▶ [Your goal] Copy out every line of the material below, character for character, apart from the pictures.

▶ [Records to process]
===

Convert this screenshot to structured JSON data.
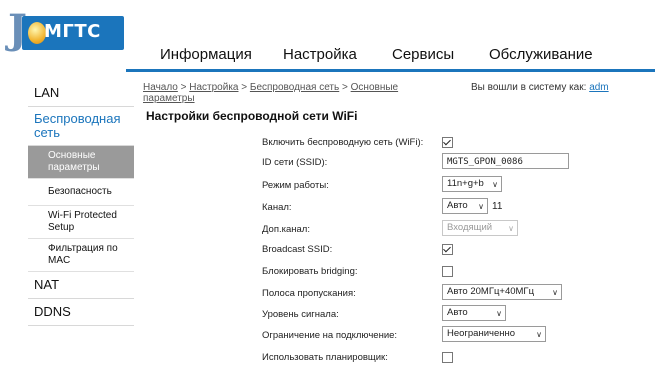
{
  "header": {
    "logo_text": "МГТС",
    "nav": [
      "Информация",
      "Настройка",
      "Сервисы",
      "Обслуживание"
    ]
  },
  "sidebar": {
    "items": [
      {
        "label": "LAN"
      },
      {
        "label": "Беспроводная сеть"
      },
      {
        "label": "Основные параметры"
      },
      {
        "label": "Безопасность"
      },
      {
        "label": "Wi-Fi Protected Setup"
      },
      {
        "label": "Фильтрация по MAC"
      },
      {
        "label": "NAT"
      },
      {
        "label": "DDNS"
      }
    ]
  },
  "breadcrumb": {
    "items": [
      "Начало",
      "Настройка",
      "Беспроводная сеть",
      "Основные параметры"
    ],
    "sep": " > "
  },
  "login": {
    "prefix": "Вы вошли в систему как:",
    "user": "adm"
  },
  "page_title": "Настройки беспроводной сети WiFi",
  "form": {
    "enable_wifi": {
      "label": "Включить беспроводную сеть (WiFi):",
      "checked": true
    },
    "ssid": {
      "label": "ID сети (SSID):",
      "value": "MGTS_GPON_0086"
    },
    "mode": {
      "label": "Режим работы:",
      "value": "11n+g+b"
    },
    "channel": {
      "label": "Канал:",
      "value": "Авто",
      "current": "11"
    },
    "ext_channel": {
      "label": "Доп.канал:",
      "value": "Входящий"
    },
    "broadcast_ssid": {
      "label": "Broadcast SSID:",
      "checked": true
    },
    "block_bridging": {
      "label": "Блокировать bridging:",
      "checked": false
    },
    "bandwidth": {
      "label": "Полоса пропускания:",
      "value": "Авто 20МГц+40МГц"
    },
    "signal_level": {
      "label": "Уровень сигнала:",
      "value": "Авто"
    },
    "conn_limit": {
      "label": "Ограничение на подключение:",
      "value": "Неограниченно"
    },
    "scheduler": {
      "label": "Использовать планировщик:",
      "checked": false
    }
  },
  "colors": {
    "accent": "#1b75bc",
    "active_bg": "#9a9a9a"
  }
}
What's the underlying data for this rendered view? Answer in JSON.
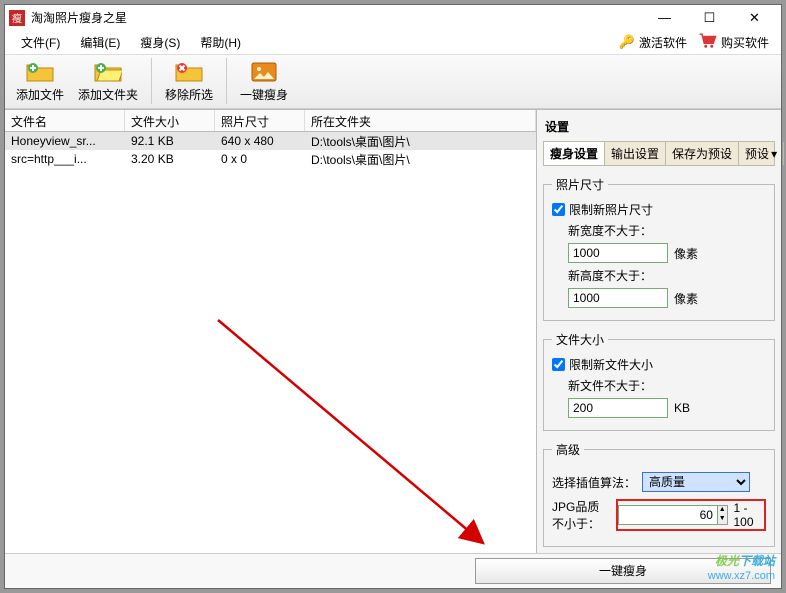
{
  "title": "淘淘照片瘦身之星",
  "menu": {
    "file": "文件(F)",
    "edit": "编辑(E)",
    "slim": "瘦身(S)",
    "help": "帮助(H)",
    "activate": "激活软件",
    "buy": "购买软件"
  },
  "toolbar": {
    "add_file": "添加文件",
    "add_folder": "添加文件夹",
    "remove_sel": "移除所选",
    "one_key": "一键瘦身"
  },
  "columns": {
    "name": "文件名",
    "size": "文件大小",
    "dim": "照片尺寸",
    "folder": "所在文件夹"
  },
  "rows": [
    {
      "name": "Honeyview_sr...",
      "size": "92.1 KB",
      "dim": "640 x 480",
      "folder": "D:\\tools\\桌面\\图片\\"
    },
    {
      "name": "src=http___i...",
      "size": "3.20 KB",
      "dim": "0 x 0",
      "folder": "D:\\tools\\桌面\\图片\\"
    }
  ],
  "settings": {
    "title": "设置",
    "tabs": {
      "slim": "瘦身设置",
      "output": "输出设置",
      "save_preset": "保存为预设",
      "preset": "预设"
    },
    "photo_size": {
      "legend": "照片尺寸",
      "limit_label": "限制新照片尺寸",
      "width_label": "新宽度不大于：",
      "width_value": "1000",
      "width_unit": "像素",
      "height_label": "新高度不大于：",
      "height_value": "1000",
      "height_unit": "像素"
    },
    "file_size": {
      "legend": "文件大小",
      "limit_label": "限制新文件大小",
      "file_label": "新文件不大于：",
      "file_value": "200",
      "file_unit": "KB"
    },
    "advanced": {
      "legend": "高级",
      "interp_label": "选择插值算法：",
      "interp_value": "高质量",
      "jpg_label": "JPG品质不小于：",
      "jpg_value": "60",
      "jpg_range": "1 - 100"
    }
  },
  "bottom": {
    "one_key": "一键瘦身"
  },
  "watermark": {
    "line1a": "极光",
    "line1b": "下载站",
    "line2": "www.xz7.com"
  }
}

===

▶ [Problem solution]
Convert this screenshot to structured JSON data.
{
  "header": {
    "logo_text": "МГТС",
    "nav": [
      "Информация",
      "Настройка",
      "Сервисы",
      "Обслуживание"
    ]
  },
  "sidebar": {
    "items": [
      {
        "label": "LAN"
      },
      {
        "label": "Беспроводная сеть"
      },
      {
        "label": "Основные параметры"
      },
      {
        "label": "Безопасность"
      },
      {
        "label": "Wi-Fi Protected Setup"
      },
      {
        "label": "Фильтрация по MAC"
      },
      {
        "label": "NAT"
      },
      {
        "label": "DDNS"
      }
    ]
  },
  "breadcrumb": {
    "items": [
      "Начало",
      "Настройка",
      "Беспроводная сеть",
      "Основные параметры"
    ],
    "sep": " > "
  },
  "login": {
    "prefix": "Вы вошли в систему как:",
    "user": "adm"
  },
  "page_title": "Настройки беспроводной сети WiFi",
  "form": {
    "enable_wifi": {
      "label": "Включить беспроводную сеть (WiFi):",
      "checked": true
    },
    "ssid": {
      "label": "ID сети (SSID):",
      "value": "MGTS_GPON_0086"
    },
    "mode": {
      "label": "Режим работы:",
      "value": "11n+g+b"
    },
    "channel": {
      "label": "Канал:",
      "value": "Авто",
      "current": "11"
    },
    "ext_channel": {
      "label": "Доп.канал:",
      "value": "Входящий"
    },
    "broadcast_ssid": {
      "label": "Broadcast SSID:",
      "checked": true
    },
    "block_bridging": {
      "label": "Блокировать bridging:",
      "checked": false
    },
    "bandwidth": {
      "label": "Полоса пропускания:",
      "value": "Авто 20МГц+40МГц"
    },
    "signal_level": {
      "label": "Уровень сигнала:",
      "value": "Авто"
    },
    "conn_limit": {
      "label": "Ограничение на подключение:",
      "value": "Неограниченно"
    },
    "scheduler": {
      "label": "Использовать планировщик:",
      "checked": false
    }
  },
  "colors": {
    "accent": "#1b75bc",
    "active_bg": "#9a9a9a"
  }
}
What's the underlying data for this rendered view? Answer in JSON.
{
  "title": "淘淘照片瘦身之星",
  "menu": {
    "file": "文件(F)",
    "edit": "编辑(E)",
    "slim": "瘦身(S)",
    "help": "帮助(H)",
    "activate": "激活软件",
    "buy": "购买软件"
  },
  "toolbar": {
    "add_file": "添加文件",
    "add_folder": "添加文件夹",
    "remove_sel": "移除所选",
    "one_key": "一键瘦身"
  },
  "columns": {
    "name": "文件名",
    "size": "文件大小",
    "dim": "照片尺寸",
    "folder": "所在文件夹"
  },
  "rows": [
    {
      "name": "Honeyview_sr...",
      "size": "92.1 KB",
      "dim": "640 x 480",
      "folder": "D:\\tools\\桌面\\图片\\"
    },
    {
      "name": "src=http___i...",
      "size": "3.20 KB",
      "dim": "0 x 0",
      "folder": "D:\\tools\\桌面\\图片\\"
    }
  ],
  "settings": {
    "title": "设置",
    "tabs": {
      "slim": "瘦身设置",
      "output": "输出设置",
      "save_preset": "保存为预设",
      "preset": "预设"
    },
    "photo_size": {
      "legend": "照片尺寸",
      "limit_label": "限制新照片尺寸",
      "width_label": "新宽度不大于：",
      "width_value": "1000",
      "width_unit": "像素",
      "height_label": "新高度不大于：",
      "height_value": "1000",
      "height_unit": "像素"
    },
    "file_size": {
      "legend": "文件大小",
      "limit_label": "限制新文件大小",
      "file_label": "新文件不大于：",
      "file_value": "200",
      "file_unit": "KB"
    },
    "advanced": {
      "legend": "高级",
      "interp_label": "选择插值算法：",
      "interp_value": "高质量",
      "jpg_label": "JPG品质不小于：",
      "jpg_value": "60",
      "jpg_range": "1 - 100"
    }
  },
  "bottom": {
    "one_key": "一键瘦身"
  },
  "watermark": {
    "line1a": "极光",
    "line1b": "下载站",
    "line2": "www.xz7.com"
  }
}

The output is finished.